**** Supplied records
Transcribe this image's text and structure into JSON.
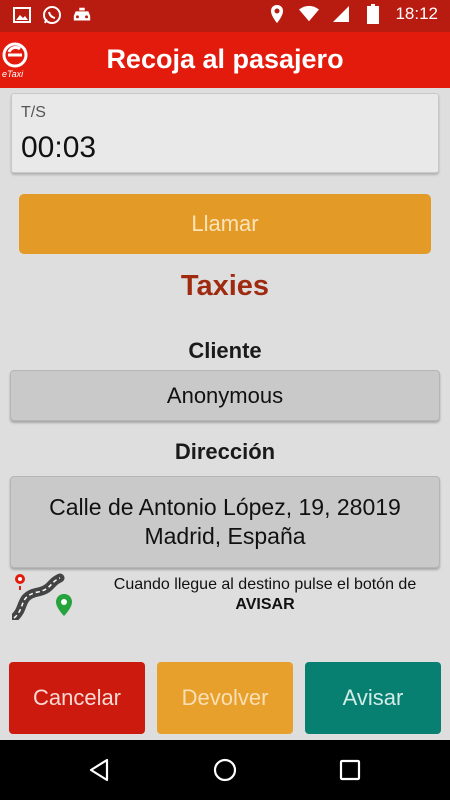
{
  "status_bar": {
    "time": "18:12",
    "left_icons": [
      "image-icon",
      "whatsapp-icon",
      "taxi-icon"
    ],
    "right_icons": [
      "location-icon",
      "wifi-icon",
      "signal-icon",
      "battery-icon"
    ]
  },
  "app_bar": {
    "title": "Recoja al pasajero",
    "logo_text": "eTaxi"
  },
  "timer": {
    "label": "T/S",
    "value": "00:03"
  },
  "call_button": {
    "label": "Llamar"
  },
  "company_name": "Taxies",
  "client": {
    "label": "Cliente",
    "value": "Anonymous"
  },
  "address": {
    "label": "Dirección",
    "value": "Calle de Antonio López, 19, 28019 Madrid, España"
  },
  "info": {
    "text_before": "Cuando llegue al destino pulse el botón de ",
    "text_bold": "AVISAR"
  },
  "actions": {
    "cancel_label": "Cancelar",
    "return_label": "Devolver",
    "notify_label": "Avisar"
  },
  "colors": {
    "status_bar": "#b81b10",
    "app_bar": "#e21b0c",
    "call_button": "#e49a26",
    "company": "#9e2a10",
    "cancel": "#cc1a0e",
    "return": "#e8a02c",
    "notify": "#078071"
  },
  "navigation": {
    "icons": [
      "back-icon",
      "home-icon",
      "recents-icon"
    ]
  }
}
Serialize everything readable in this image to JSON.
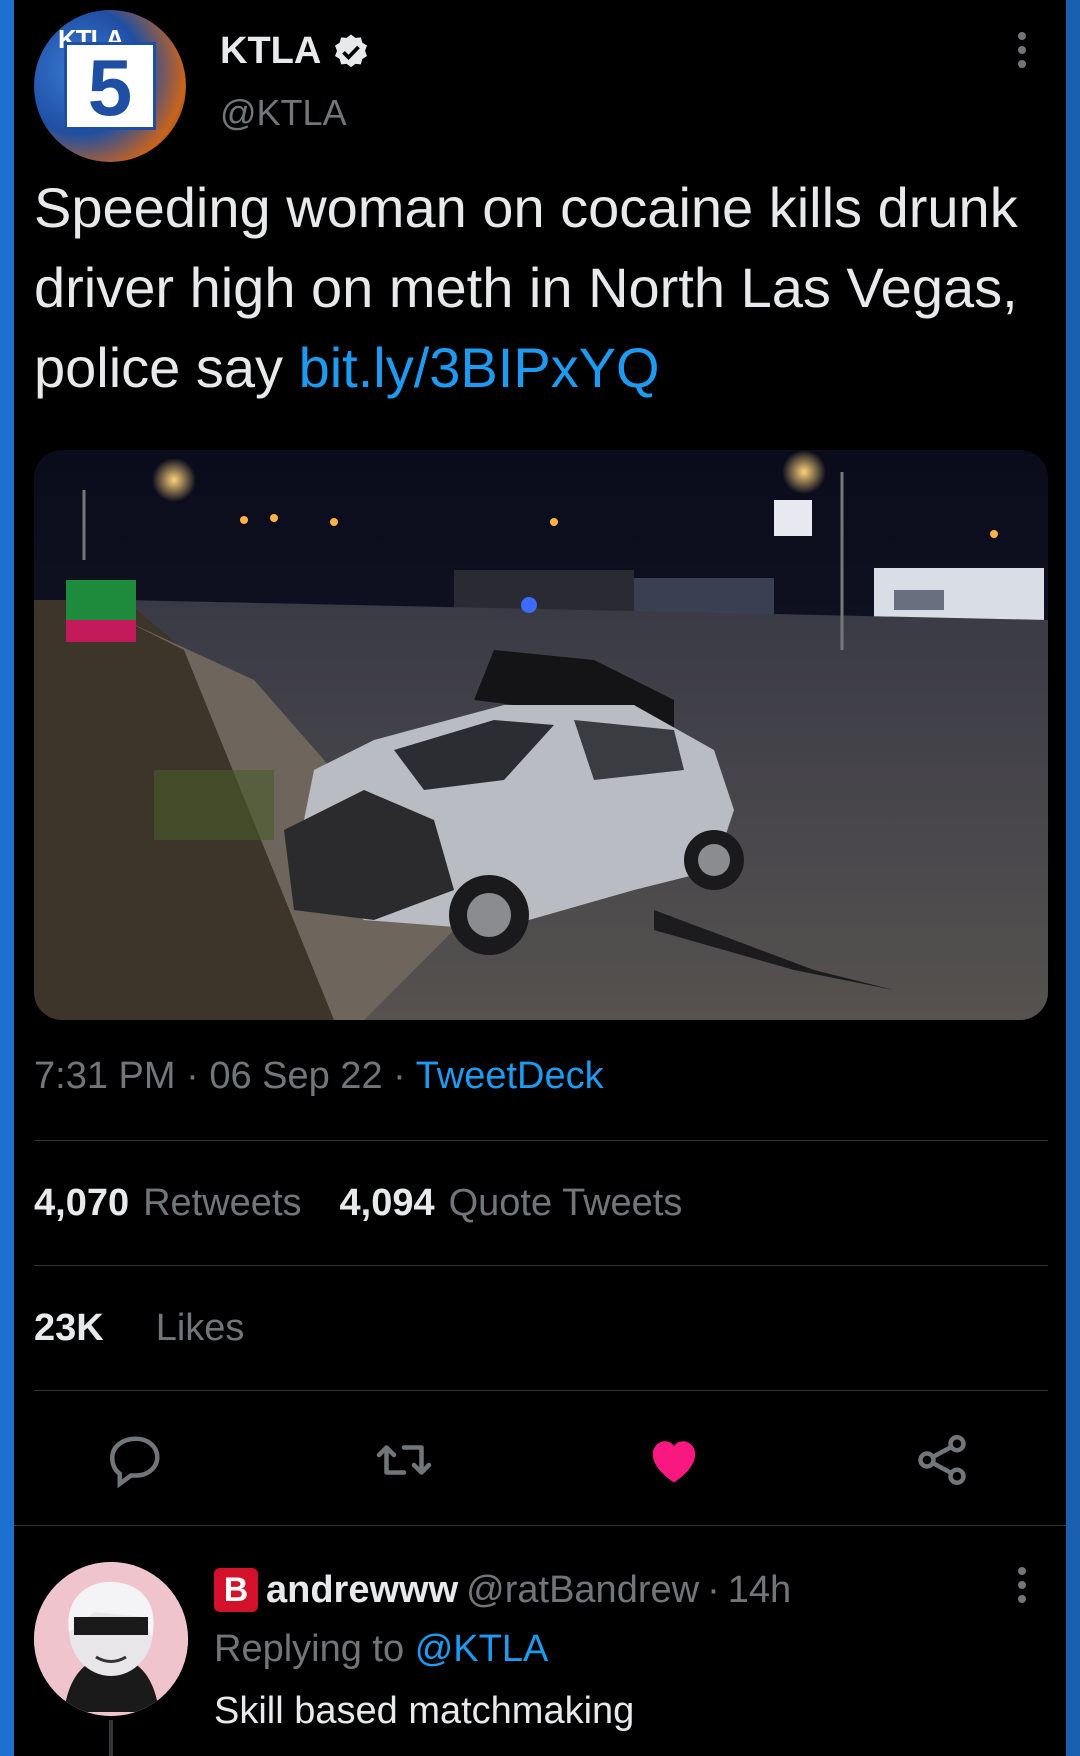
{
  "author": {
    "display_name": "KTLA",
    "handle": "@KTLA",
    "avatar_brand": "KTLA",
    "avatar_number": "5",
    "verified": true
  },
  "tweet": {
    "text": "Speeding woman on cocaine kills drunk driver high on meth in North Las Vegas, police say ",
    "link": "bit.ly/3BIPxYQ",
    "time": "7:31 PM",
    "date": "06 Sep 22",
    "separator": "·",
    "source": "TweetDeck"
  },
  "stats": {
    "retweets_count": "4,070",
    "retweets_label": "Retweets",
    "quotes_count": "4,094",
    "quotes_label": "Quote Tweets",
    "likes_count": "23K",
    "likes_label": "Likes"
  },
  "actions": [
    "reply-icon",
    "retweet-icon",
    "like-icon",
    "share-icon"
  ],
  "colors": {
    "link": "#1d9bf0",
    "like": "#f91880",
    "frame": "#1d6fd0"
  },
  "reply": {
    "badge": "B",
    "name": "andrewww",
    "handle": "@ratBandrew",
    "separator": "·",
    "time": "14h",
    "replying_prefix": "Replying to",
    "replying_to": "@KTLA",
    "text": "Skill based matchmaking"
  }
}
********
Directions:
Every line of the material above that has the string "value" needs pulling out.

Task result:
    "value": "00:03"
    "value": "Anonymous"
    "value": "Calle de Antonio López, 19, 28019 Madrid, España"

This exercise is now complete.